** Opening Dataset content block **
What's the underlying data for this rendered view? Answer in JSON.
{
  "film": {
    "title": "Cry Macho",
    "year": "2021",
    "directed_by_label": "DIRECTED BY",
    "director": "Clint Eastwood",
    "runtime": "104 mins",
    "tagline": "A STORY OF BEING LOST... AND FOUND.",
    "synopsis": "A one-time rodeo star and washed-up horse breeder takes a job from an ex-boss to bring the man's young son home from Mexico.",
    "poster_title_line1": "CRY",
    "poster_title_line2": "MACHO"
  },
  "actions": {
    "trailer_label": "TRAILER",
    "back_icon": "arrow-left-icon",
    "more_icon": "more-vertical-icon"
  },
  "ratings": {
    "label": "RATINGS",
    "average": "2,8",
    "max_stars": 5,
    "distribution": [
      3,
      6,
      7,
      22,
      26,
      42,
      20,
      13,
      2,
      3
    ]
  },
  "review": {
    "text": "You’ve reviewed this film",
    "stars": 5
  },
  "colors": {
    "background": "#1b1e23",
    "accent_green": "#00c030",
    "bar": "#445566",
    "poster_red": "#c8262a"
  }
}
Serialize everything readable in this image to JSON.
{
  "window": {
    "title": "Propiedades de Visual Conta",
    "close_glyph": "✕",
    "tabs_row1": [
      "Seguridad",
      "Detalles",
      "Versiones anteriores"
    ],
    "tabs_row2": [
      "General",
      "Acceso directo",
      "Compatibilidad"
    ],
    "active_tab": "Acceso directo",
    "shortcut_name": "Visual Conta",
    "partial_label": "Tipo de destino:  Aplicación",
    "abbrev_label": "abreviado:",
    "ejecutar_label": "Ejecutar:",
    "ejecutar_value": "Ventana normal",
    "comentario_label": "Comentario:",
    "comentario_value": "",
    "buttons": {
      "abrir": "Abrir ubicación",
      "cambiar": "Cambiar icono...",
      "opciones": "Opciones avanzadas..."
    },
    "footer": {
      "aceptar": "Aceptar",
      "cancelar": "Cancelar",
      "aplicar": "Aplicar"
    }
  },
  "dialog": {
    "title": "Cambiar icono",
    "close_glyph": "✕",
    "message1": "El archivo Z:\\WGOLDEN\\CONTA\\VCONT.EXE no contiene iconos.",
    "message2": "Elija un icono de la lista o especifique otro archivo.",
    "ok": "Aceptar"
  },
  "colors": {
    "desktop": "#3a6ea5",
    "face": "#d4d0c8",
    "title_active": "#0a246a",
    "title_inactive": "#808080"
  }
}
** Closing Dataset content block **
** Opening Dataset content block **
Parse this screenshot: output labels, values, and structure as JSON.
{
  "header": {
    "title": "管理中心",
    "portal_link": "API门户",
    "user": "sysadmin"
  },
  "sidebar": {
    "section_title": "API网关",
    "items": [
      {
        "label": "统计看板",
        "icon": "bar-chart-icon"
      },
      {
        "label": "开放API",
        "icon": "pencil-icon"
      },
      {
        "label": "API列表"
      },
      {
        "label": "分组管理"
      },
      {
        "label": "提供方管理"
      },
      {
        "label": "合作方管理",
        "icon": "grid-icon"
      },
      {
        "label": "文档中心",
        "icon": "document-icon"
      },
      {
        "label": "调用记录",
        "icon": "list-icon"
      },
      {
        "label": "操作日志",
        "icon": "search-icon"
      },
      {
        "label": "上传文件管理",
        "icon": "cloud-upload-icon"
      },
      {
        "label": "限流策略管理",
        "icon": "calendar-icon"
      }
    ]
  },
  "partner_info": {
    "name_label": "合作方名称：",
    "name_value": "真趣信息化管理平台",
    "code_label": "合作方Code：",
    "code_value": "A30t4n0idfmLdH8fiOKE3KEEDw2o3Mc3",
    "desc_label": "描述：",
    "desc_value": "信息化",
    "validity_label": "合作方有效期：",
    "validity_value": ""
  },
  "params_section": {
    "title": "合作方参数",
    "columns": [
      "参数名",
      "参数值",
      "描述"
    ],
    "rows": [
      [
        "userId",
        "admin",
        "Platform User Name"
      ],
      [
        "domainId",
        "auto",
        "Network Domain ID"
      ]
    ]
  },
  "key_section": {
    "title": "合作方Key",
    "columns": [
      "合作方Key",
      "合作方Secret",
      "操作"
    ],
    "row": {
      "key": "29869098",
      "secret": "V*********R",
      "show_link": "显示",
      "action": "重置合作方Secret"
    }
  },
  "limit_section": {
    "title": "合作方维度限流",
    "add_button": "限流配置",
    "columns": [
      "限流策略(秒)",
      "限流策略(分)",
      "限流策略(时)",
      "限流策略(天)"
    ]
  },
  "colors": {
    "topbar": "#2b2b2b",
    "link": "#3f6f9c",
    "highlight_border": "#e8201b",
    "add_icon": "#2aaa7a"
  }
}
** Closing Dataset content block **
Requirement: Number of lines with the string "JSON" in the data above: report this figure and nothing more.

Response for this exercise: 3